Some of the earliest stamps related to the modern oil industry were issued by Azerbaijan around 1920. In 1959, the United States issued a stamp commemorating the drilling of the first commercial oil well, Drake Well, in Titusville, Pennsylvania , in 1859.
On 7/10/22, the FT headlines read ‘US says ‘no complaints’ in response to OPEC+ oil cuts”. Russia’s recent invasion of Ukraine has pushed up oil prices, pushed the global economy to the brink of recession and brought the spotlight back to the commodity known as black gold. But this article is not an analysis of world news. Rather, it’s about history, development, and a unique way to document milestones. While several books have been written on the history of the oil industry, it is interesting to examine the evolution of this sector through postage stamps.
Yes, this article is about philately and more specifically about petphilately. While philately refers to the collection of postage stamps, pettrophilately is a niche subset of this activity, which is avidly practiced by a band of enthusiasts who collect stamps related to the oil and gas industry. The 20th century was dominated by the oil economy and is widely considered the age of oil. A review of petro-stamps offers a fascinating insight into its progress and growth. As noted in the 1962 Aramco World article, “Without moving from their chairs, philatelists learn much about the history, romance and grand adventure of the oil industry, as stamps often commemorate the uses of oil and its international value as a global energy resource. Theirs is relaxingly “wild”.

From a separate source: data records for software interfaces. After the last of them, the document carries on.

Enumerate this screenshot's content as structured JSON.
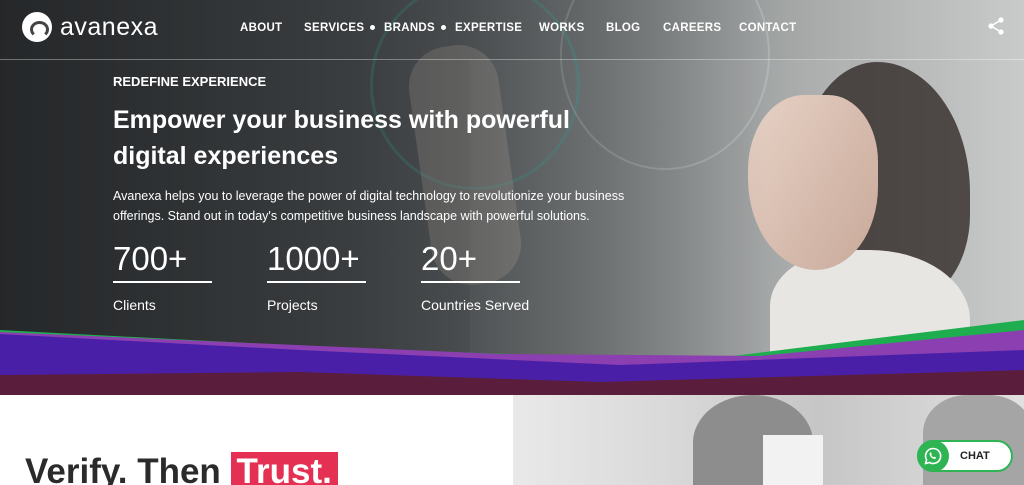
{
  "brand": {
    "name": "avanexa"
  },
  "nav": {
    "items": [
      {
        "label": "ABOUT",
        "has_dropdown": false
      },
      {
        "label": "SERVICES",
        "has_dropdown": true
      },
      {
        "label": "BRANDS",
        "has_dropdown": true
      },
      {
        "label": "EXPERTISE",
        "has_dropdown": false
      },
      {
        "label": "WORKS",
        "has_dropdown": false
      },
      {
        "label": "BLOG",
        "has_dropdown": false
      },
      {
        "label": "CAREERS",
        "has_dropdown": false
      },
      {
        "label": "CONTACT",
        "has_dropdown": false
      }
    ],
    "share_icon": "share-icon"
  },
  "hero": {
    "eyebrow": "REDEFINE EXPERIENCE",
    "headline": "Empower your business with powerful digital experiences",
    "description": "Avanexa helps you to leverage the power of digital technology to revolutionize your business offerings. Stand out in today's competitive business landscape with powerful solutions.",
    "stats": [
      {
        "value": "700+",
        "label": "Clients"
      },
      {
        "value": "1000+",
        "label": "Projects"
      },
      {
        "value": "20+",
        "label": "Countries Served"
      }
    ]
  },
  "section": {
    "title_part1": "Verify. Then",
    "title_highlight": "Trust."
  },
  "chat": {
    "label": "CHAT",
    "icon": "whatsapp-icon"
  },
  "colors": {
    "accent_red": "#e43053",
    "whatsapp_green": "#2fb454",
    "wave_purple": "#4a1fa8",
    "wave_green": "#1fae4f"
  }
}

Some of the earliest stamps related to the modern oil industry were issued by Azerbaijan around 1920. In 1959, the United States issued a stamp commemorating the drilling of the first commercial oil well, Drake Well, in Titusville, Pennsylvania , in 1859. The first stamps show the derricks used in the upstream activity. Later stamps show pump jacks as well as offshore oil rigs. As the downstream industry of producing fuels such as gasoline and diesel developed, countries also began to issue stamps depicting refineries. For example, in 1962 a stamp was printed in India for the inauguration of the Guwahati refinery in Assam. The middle part of the value chain includes pipelines, terminals, and tankers have also been heavily depicted on stamps.
Steve Fraser, Vice President of the Petroleum Philatelic Society International (PPSI), has been collecting petro stamps for 30 years and informs us that he particularly enjoys collecting oil and gas stamps as they relate to an industry he is familiar with. . “With 370 stamps listed in our catalog (PPSI),” he says, “Romania has by far issued the highest number of oil-related stamps of any country.” He adds that many of them are only included because an oil rig is part of the Romanian coat of arms.

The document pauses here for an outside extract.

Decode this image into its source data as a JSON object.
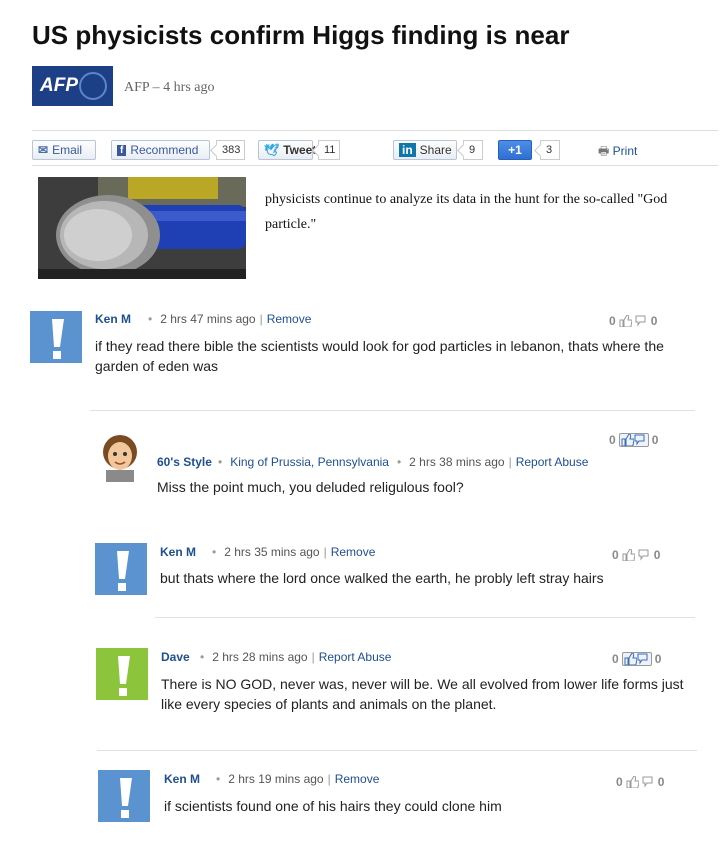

Some of the petro-stamps were issued by countries that no longer exist, such as the United Arab Republic, East Pakistan, the USSR and Czechoslovakia. East Pakistan issued a stamp in 1969 to mark the first refinery in Chittagong. From time to time, stamps are issued to recognize the contributions of individuals. For example, a stamp printed in Portugal around 1965 bears the image of Calouste Gulbenkian, an Armenian oil businessman and philanthropist. Gulbenkian had been instrumental in bringing together Western interests to form the Turkish Petroleum Company and in doing so, earned himself the nickname Mr Five Percent.
There are even OPEC-related stamps which, as Steve points out, were issued to mark anniversaries, summits and extraordinary conferences.
While the recent Russian invasion of Ukraine has driven up the price of oil, there have historically been some oil price spikes, for example, during the Arab oil embargo in 1973 and during the Islamic Revolution of 1979 The Arab oil embargo was underway. response to US support for Israel during the Yom Kippur War. These conflicts are also depicted on postage stamps. Ukraine has issued stamps that display its defiance of Russia and a number of countries have issued stamps in favor of Ukraine (these stamps related to the Russian-Ukrainian conflict do not yet enter the personal collection of the author).
Samir Wadekar, interior stylist and decorator, has been collecting stamps for 20 years. Although he is not a thematic collector, he owns a dozen on oil and gas. “As far as petro-stamps go,” he says, “I was drawn to its intricacy and detail. A tiny postage stamp that was often smaller than a square inch would depict a large oil refinery or would have the most interesting illustration. energy to mitigate climate change. These alternative sources have also been featured on stamps. As a result, the oil industry is undergoing an energy transition. It is highly likely that in the distant future these little scraps of paper will turn into treasured reminders of the glorious years of the oil industry. After all, stamps not only help deliver the mail, but also serve as keepers of history. And as the title of the book reminds us by Cheryl Ganz – “Every stamp tells a story”.